### WHAT NEEDS TO BE DONE
Below this task are records; return each one exactly and omit its images.

### SOURCE RECORDS
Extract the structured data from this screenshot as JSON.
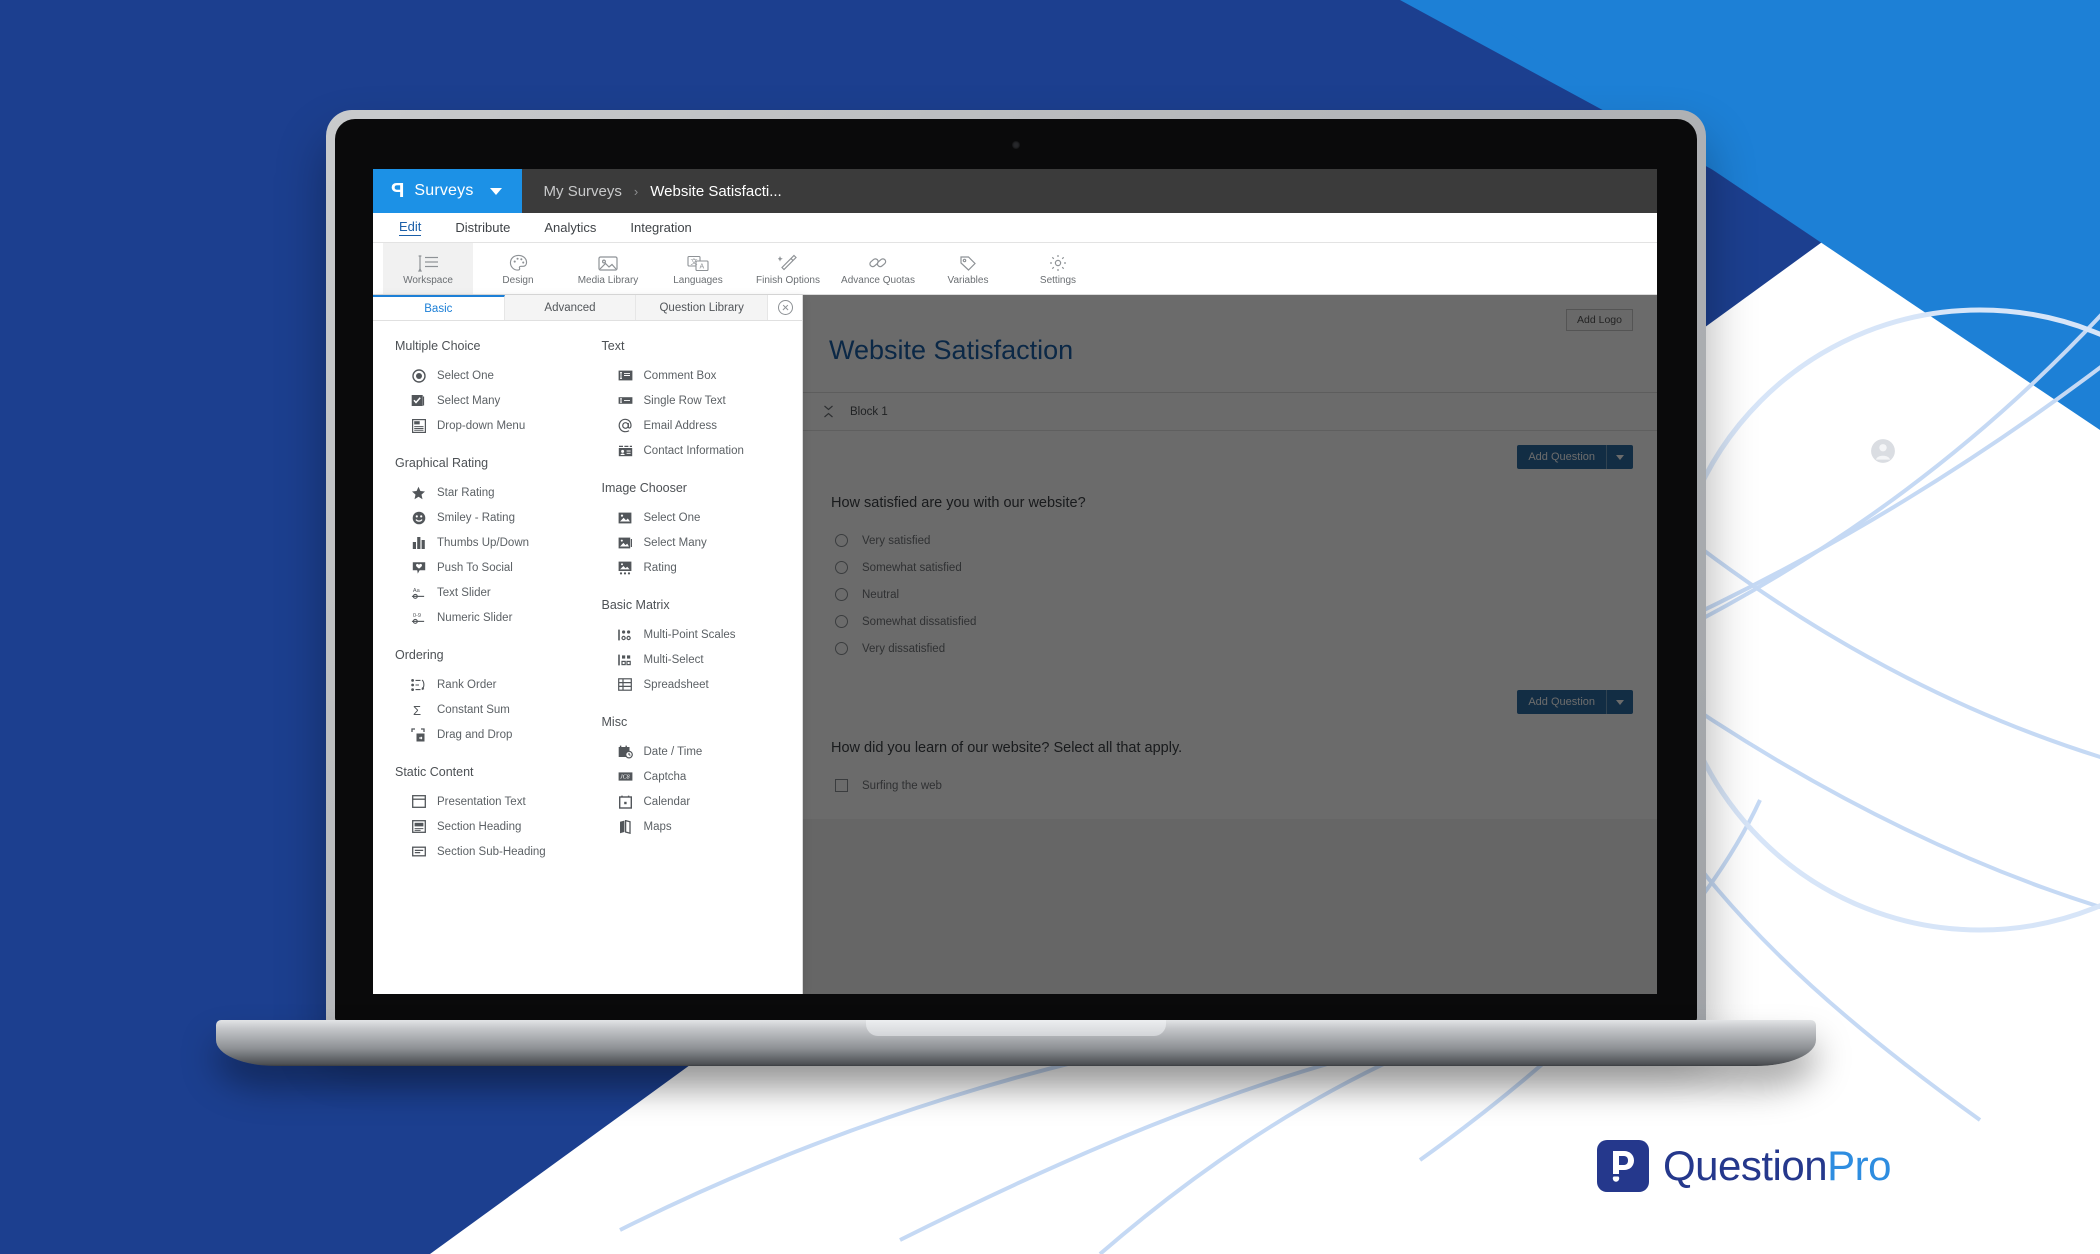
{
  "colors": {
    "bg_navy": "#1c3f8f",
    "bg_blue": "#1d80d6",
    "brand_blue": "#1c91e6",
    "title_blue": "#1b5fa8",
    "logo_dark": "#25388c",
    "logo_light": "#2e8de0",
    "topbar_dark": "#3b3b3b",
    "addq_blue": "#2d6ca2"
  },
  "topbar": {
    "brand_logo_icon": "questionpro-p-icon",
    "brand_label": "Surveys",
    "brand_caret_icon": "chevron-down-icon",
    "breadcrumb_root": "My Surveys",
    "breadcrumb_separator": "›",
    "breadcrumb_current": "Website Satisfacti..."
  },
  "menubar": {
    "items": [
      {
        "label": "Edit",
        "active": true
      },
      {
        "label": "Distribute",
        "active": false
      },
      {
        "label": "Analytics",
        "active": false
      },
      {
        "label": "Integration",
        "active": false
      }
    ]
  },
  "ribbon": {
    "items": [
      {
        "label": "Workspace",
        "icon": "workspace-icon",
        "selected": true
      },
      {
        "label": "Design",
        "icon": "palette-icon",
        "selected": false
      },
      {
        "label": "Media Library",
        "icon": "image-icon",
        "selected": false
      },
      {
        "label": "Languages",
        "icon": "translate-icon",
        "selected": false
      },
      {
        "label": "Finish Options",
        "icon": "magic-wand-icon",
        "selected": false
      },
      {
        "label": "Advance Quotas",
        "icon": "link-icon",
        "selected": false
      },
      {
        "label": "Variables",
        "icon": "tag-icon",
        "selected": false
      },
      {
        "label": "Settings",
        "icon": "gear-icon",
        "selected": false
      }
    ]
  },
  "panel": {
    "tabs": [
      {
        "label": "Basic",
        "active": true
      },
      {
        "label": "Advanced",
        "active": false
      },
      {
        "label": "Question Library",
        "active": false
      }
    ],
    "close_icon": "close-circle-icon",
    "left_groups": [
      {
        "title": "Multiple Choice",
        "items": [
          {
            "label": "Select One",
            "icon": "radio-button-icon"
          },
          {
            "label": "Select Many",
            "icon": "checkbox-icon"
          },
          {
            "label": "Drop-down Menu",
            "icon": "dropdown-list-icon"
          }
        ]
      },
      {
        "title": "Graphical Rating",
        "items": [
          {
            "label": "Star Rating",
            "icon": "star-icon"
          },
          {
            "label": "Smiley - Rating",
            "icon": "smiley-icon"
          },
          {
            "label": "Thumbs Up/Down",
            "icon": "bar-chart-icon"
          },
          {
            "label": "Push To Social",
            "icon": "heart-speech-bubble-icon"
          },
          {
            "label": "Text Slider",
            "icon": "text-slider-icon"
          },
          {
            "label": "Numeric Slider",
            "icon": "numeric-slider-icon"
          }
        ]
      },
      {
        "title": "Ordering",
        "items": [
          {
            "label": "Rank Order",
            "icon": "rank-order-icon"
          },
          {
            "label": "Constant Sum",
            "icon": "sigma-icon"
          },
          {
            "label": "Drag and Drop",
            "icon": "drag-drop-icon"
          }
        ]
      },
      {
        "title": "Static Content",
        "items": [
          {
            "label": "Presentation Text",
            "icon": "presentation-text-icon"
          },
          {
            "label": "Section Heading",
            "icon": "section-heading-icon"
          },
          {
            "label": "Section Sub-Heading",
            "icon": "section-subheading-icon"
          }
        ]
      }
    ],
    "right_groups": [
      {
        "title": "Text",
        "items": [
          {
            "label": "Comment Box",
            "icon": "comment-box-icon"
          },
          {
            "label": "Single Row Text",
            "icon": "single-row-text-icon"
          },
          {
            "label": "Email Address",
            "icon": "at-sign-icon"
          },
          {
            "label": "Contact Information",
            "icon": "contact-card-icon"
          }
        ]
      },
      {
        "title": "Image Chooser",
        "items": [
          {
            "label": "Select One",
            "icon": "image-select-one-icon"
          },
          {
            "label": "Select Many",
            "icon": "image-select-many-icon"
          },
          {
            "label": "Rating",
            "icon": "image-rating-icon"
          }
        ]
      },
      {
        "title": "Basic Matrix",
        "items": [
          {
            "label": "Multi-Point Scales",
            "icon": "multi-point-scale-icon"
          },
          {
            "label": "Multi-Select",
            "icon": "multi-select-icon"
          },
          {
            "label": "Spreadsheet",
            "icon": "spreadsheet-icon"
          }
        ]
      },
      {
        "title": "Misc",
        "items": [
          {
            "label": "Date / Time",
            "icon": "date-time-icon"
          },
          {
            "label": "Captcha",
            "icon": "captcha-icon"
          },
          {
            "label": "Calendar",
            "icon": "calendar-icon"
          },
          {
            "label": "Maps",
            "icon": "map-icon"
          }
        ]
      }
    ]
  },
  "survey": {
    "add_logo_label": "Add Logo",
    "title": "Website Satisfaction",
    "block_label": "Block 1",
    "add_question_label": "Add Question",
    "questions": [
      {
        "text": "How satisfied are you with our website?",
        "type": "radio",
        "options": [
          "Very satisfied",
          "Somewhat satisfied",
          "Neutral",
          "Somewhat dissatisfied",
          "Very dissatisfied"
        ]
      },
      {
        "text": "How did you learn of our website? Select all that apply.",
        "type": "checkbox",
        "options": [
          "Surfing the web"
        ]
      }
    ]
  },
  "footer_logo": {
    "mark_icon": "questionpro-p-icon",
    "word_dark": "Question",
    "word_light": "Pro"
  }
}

### SOLUTION TO THE PROBLEM
Extract the structured data from this screenshot as JSON.
{
  "colors": {
    "bg_navy": "#1c3f8f",
    "bg_blue": "#1d80d6",
    "brand_blue": "#1c91e6",
    "title_blue": "#1b5fa8",
    "logo_dark": "#25388c",
    "logo_light": "#2e8de0",
    "topbar_dark": "#3b3b3b",
    "addq_blue": "#2d6ca2"
  },
  "topbar": {
    "brand_logo_icon": "questionpro-p-icon",
    "brand_label": "Surveys",
    "brand_caret_icon": "chevron-down-icon",
    "breadcrumb_root": "My Surveys",
    "breadcrumb_separator": "›",
    "breadcrumb_current": "Website Satisfacti..."
  },
  "menubar": {
    "items": [
      {
        "label": "Edit",
        "active": true
      },
      {
        "label": "Distribute",
        "active": false
      },
      {
        "label": "Analytics",
        "active": false
      },
      {
        "label": "Integration",
        "active": false
      }
    ]
  },
  "ribbon": {
    "items": [
      {
        "label": "Workspace",
        "icon": "workspace-icon",
        "selected": true
      },
      {
        "label": "Design",
        "icon": "palette-icon",
        "selected": false
      },
      {
        "label": "Media Library",
        "icon": "image-icon",
        "selected": false
      },
      {
        "label": "Languages",
        "icon": "translate-icon",
        "selected": false
      },
      {
        "label": "Finish Options",
        "icon": "magic-wand-icon",
        "selected": false
      },
      {
        "label": "Advance Quotas",
        "icon": "link-icon",
        "selected": false
      },
      {
        "label": "Variables",
        "icon": "tag-icon",
        "selected": false
      },
      {
        "label": "Settings",
        "icon": "gear-icon",
        "selected": false
      }
    ]
  },
  "panel": {
    "tabs": [
      {
        "label": "Basic",
        "active": true
      },
      {
        "label": "Advanced",
        "active": false
      },
      {
        "label": "Question Library",
        "active": false
      }
    ],
    "close_icon": "close-circle-icon",
    "left_groups": [
      {
        "title": "Multiple Choice",
        "items": [
          {
            "label": "Select One",
            "icon": "radio-button-icon"
          },
          {
            "label": "Select Many",
            "icon": "checkbox-icon"
          },
          {
            "label": "Drop-down Menu",
            "icon": "dropdown-list-icon"
          }
        ]
      },
      {
        "title": "Graphical Rating",
        "items": [
          {
            "label": "Star Rating",
            "icon": "star-icon"
          },
          {
            "label": "Smiley - Rating",
            "icon": "smiley-icon"
          },
          {
            "label": "Thumbs Up/Down",
            "icon": "bar-chart-icon"
          },
          {
            "label": "Push To Social",
            "icon": "heart-speech-bubble-icon"
          },
          {
            "label": "Text Slider",
            "icon": "text-slider-icon"
          },
          {
            "label": "Numeric Slider",
            "icon": "numeric-slider-icon"
          }
        ]
      },
      {
        "title": "Ordering",
        "items": [
          {
            "label": "Rank Order",
            "icon": "rank-order-icon"
          },
          {
            "label": "Constant Sum",
            "icon": "sigma-icon"
          },
          {
            "label": "Drag and Drop",
            "icon": "drag-drop-icon"
          }
        ]
      },
      {
        "title": "Static Content",
        "items": [
          {
            "label": "Presentation Text",
            "icon": "presentation-text-icon"
          },
          {
            "label": "Section Heading",
            "icon": "section-heading-icon"
          },
          {
            "label": "Section Sub-Heading",
            "icon": "section-subheading-icon"
          }
        ]
      }
    ],
    "right_groups": [
      {
        "title": "Text",
        "items": [
          {
            "label": "Comment Box",
            "icon": "comment-box-icon"
          },
          {
            "label": "Single Row Text",
            "icon": "single-row-text-icon"
          },
          {
            "label": "Email Address",
            "icon": "at-sign-icon"
          },
          {
            "label": "Contact Information",
            "icon": "contact-card-icon"
          }
        ]
      },
      {
        "title": "Image Chooser",
        "items": [
          {
            "label": "Select One",
            "icon": "image-select-one-icon"
          },
          {
            "label": "Select Many",
            "icon": "image-select-many-icon"
          },
          {
            "label": "Rating",
            "icon": "image-rating-icon"
          }
        ]
      },
      {
        "title": "Basic Matrix",
        "items": [
          {
            "label": "Multi-Point Scales",
            "icon": "multi-point-scale-icon"
          },
          {
            "label": "Multi-Select",
            "icon": "multi-select-icon"
          },
          {
            "label": "Spreadsheet",
            "icon": "spreadsheet-icon"
          }
        ]
      },
      {
        "title": "Misc",
        "items": [
          {
            "label": "Date / Time",
            "icon": "date-time-icon"
          },
          {
            "label": "Captcha",
            "icon": "captcha-icon"
          },
          {
            "label": "Calendar",
            "icon": "calendar-icon"
          },
          {
            "label": "Maps",
            "icon": "map-icon"
          }
        ]
      }
    ]
  },
  "survey": {
    "add_logo_label": "Add Logo",
    "title": "Website Satisfaction",
    "block_label": "Block 1",
    "add_question_label": "Add Question",
    "questions": [
      {
        "text": "How satisfied are you with our website?",
        "type": "radio",
        "options": [
          "Very satisfied",
          "Somewhat satisfied",
          "Neutral",
          "Somewhat dissatisfied",
          "Very dissatisfied"
        ]
      },
      {
        "text": "How did you learn of our website? Select all that apply.",
        "type": "checkbox",
        "options": [
          "Surfing the web"
        ]
      }
    ]
  },
  "footer_logo": {
    "mark_icon": "questionpro-p-icon",
    "word_dark": "Question",
    "word_light": "Pro"
  }
}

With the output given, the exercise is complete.